▸ **Data for processing**:
────────────────────────────────────────

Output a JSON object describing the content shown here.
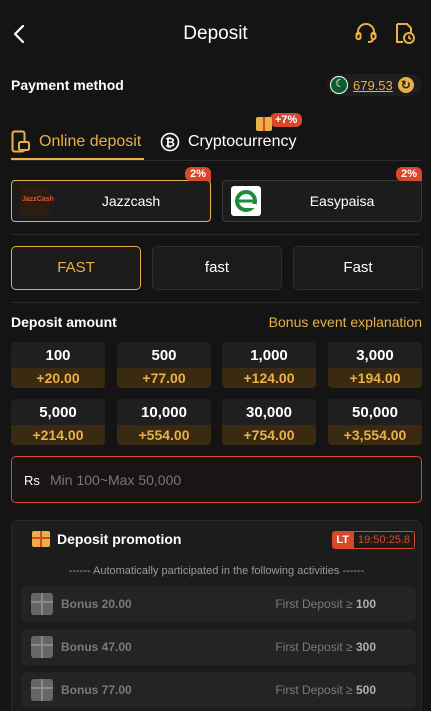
{
  "header": {
    "title": "Deposit",
    "back_icon": "chevron-left-icon",
    "support_icon": "headset-icon",
    "history_icon": "history-icon"
  },
  "payment": {
    "label": "Payment method",
    "balance": "679.53",
    "tabs": [
      {
        "label": "Online deposit",
        "active": true
      },
      {
        "label": "Cryptocurrency",
        "active": false,
        "badge": "+7%"
      }
    ],
    "channels": [
      {
        "name": "Jazzcash",
        "logo_text": "JazzCash",
        "badge": "2%",
        "active": true
      },
      {
        "name": "Easypaisa",
        "badge": "2%",
        "active": false
      }
    ],
    "speeds": [
      {
        "label": "FAST",
        "active": true
      },
      {
        "label": "fast",
        "active": false
      },
      {
        "label": "Fast",
        "active": false
      }
    ]
  },
  "amount": {
    "label": "Deposit amount",
    "bonus_link": "Bonus event explanation",
    "options": [
      {
        "value": "100",
        "bonus": "+20.00"
      },
      {
        "value": "500",
        "bonus": "+77.00"
      },
      {
        "value": "1,000",
        "bonus": "+124.00"
      },
      {
        "value": "3,000",
        "bonus": "+194.00"
      },
      {
        "value": "5,000",
        "bonus": "+214.00"
      },
      {
        "value": "10,000",
        "bonus": "+554.00"
      },
      {
        "value": "30,000",
        "bonus": "+754.00"
      },
      {
        "value": "50,000",
        "bonus": "+3,554.00"
      }
    ],
    "currency": "Rs",
    "placeholder": "Min 100~Max 50,000"
  },
  "promotion": {
    "title": "Deposit promotion",
    "lt": "LT",
    "timer": "19:50:25.8",
    "note": "------ Automatically participated in the following activities ------",
    "rows": [
      {
        "bonus": "Bonus 20.00",
        "condition": "First Deposit ≥",
        "min": "100"
      },
      {
        "bonus": "Bonus 47.00",
        "condition": "First Deposit ≥",
        "min": "300"
      },
      {
        "bonus": "Bonus 77.00",
        "condition": "First Deposit ≥",
        "min": "500"
      }
    ]
  },
  "colors": {
    "accent": "#e8b047",
    "danger": "#d9472b",
    "background": "#141414"
  }
}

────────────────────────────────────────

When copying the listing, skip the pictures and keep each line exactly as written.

▸ **Exercise result**:
Output a JSON object describing the content shown here.
{
  "header": {
    "title": "Deposit",
    "back_icon": "chevron-left-icon",
    "support_icon": "headset-icon",
    "history_icon": "history-icon"
  },
  "payment": {
    "label": "Payment method",
    "balance": "679.53",
    "tabs": [
      {
        "label": "Online deposit",
        "active": true
      },
      {
        "label": "Cryptocurrency",
        "active": false,
        "badge": "+7%"
      }
    ],
    "channels": [
      {
        "name": "Jazzcash",
        "logo_text": "JazzCash",
        "badge": "2%",
        "active": true
      },
      {
        "name": "Easypaisa",
        "badge": "2%",
        "active": false
      }
    ],
    "speeds": [
      {
        "label": "FAST",
        "active": true
      },
      {
        "label": "fast",
        "active": false
      },
      {
        "label": "Fast",
        "active": false
      }
    ]
  },
  "amount": {
    "label": "Deposit amount",
    "bonus_link": "Bonus event explanation",
    "options": [
      {
        "value": "100",
        "bonus": "+20.00"
      },
      {
        "value": "500",
        "bonus": "+77.00"
      },
      {
        "value": "1,000",
        "bonus": "+124.00"
      },
      {
        "value": "3,000",
        "bonus": "+194.00"
      },
      {
        "value": "5,000",
        "bonus": "+214.00"
      },
      {
        "value": "10,000",
        "bonus": "+554.00"
      },
      {
        "value": "30,000",
        "bonus": "+754.00"
      },
      {
        "value": "50,000",
        "bonus": "+3,554.00"
      }
    ],
    "currency": "Rs",
    "placeholder": "Min 100~Max 50,000"
  },
  "promotion": {
    "title": "Deposit promotion",
    "lt": "LT",
    "timer": "19:50:25.8",
    "note": "------ Automatically participated in the following activities ------",
    "rows": [
      {
        "bonus": "Bonus 20.00",
        "condition": "First Deposit ≥",
        "min": "100"
      },
      {
        "bonus": "Bonus 47.00",
        "condition": "First Deposit ≥",
        "min": "300"
      },
      {
        "bonus": "Bonus 77.00",
        "condition": "First Deposit ≥",
        "min": "500"
      }
    ]
  },
  "colors": {
    "accent": "#e8b047",
    "danger": "#d9472b",
    "background": "#141414"
  }
}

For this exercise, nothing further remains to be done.